If you’re using a platform like EverSign for your hiring and onboarding documents, then maintaining these records is easier. Electronic record-keeping helps make everything more organized in the HR department.

Plus, you can easily look up whatever documents required for whatever reason.

Canceled Checks – Before You Bounce Them in the Trash…

There are a number of reasons why a business may cancel a check. Maybe you mistakenly ordered something you no longer need or overpaid.

But whatever the purpose, it’s important that you keep these around for at least seven years. Afterward, shred them up.

The reason for keeping canceled checks for so long is because you may need to use them as supporting data for your tax returns.  

Bank Account & Credit Card Statements – Your Tax Return Allies

It’s definitely not a good idea to throw out your bank account and credit card statements after doing your tax returns.

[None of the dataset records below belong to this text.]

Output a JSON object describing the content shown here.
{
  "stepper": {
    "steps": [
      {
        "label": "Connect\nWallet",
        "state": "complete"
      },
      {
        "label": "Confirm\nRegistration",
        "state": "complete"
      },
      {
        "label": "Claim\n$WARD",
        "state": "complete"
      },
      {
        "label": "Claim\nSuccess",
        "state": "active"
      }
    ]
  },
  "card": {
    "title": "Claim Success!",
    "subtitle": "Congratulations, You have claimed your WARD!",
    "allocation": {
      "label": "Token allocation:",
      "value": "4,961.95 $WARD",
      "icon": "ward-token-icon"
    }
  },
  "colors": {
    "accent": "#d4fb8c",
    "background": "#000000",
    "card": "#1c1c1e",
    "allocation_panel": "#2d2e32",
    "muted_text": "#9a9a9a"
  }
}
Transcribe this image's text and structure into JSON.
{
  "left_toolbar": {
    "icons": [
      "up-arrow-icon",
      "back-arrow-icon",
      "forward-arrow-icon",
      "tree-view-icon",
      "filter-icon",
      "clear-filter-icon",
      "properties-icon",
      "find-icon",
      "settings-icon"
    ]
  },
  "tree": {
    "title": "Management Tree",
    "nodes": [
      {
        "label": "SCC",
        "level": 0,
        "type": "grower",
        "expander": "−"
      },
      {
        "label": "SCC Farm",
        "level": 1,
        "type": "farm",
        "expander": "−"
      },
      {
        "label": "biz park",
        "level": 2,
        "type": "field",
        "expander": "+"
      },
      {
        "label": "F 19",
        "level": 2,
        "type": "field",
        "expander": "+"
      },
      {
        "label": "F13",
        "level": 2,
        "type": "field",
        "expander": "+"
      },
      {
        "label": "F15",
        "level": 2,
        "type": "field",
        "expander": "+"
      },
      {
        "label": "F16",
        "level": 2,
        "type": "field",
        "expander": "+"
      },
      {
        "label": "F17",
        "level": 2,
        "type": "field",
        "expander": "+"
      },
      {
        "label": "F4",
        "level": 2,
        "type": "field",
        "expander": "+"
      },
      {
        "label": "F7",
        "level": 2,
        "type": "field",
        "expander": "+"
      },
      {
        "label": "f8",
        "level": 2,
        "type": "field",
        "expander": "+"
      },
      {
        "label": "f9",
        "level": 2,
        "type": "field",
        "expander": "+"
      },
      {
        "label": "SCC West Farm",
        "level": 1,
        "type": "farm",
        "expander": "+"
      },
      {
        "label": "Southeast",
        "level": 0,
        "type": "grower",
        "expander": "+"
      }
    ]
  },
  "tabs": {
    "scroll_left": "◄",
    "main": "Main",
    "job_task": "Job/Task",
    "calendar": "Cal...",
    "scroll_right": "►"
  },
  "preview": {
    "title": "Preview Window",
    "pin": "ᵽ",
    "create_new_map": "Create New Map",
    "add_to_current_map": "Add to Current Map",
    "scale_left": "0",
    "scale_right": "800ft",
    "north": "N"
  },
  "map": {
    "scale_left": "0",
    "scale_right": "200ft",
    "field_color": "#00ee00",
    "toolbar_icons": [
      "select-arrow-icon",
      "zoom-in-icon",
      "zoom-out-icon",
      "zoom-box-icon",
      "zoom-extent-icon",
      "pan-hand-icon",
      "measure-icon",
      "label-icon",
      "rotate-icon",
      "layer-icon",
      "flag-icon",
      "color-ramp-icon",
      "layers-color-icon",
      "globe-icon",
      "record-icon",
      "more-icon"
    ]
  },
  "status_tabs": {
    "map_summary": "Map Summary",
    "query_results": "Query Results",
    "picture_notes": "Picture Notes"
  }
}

In fact, it’s recommended that you keep these documents for at least seven years since they’re used for supporting tax records.

Now, if you’re using e-statements – way to go for lessening your carbon footprint and reducing your business paperwork.

Otherwise, you’ll need to shred these up along with any other business documents you no longer need to retain.

Making Your Record Retention and Disposal Easier

As you can see, there’s a lot of business documents that require retention – some stuff you may not have known about before. It seems like a lot to handle, but there are ways of making record maintenance easier.

For instance, going paperless is the best way to clean up your filing cabinets and drawers. You can upload your documents to the cloud, sign up for e-statements, and use EverSign software.

With these methods, you can quickly access the documents you need and never have to worry about losing them (or having them stolen). Just be sure to back them up in case of a crash.

If you’re a business owner with a record retention and disposal plan – tell us about it in the comments!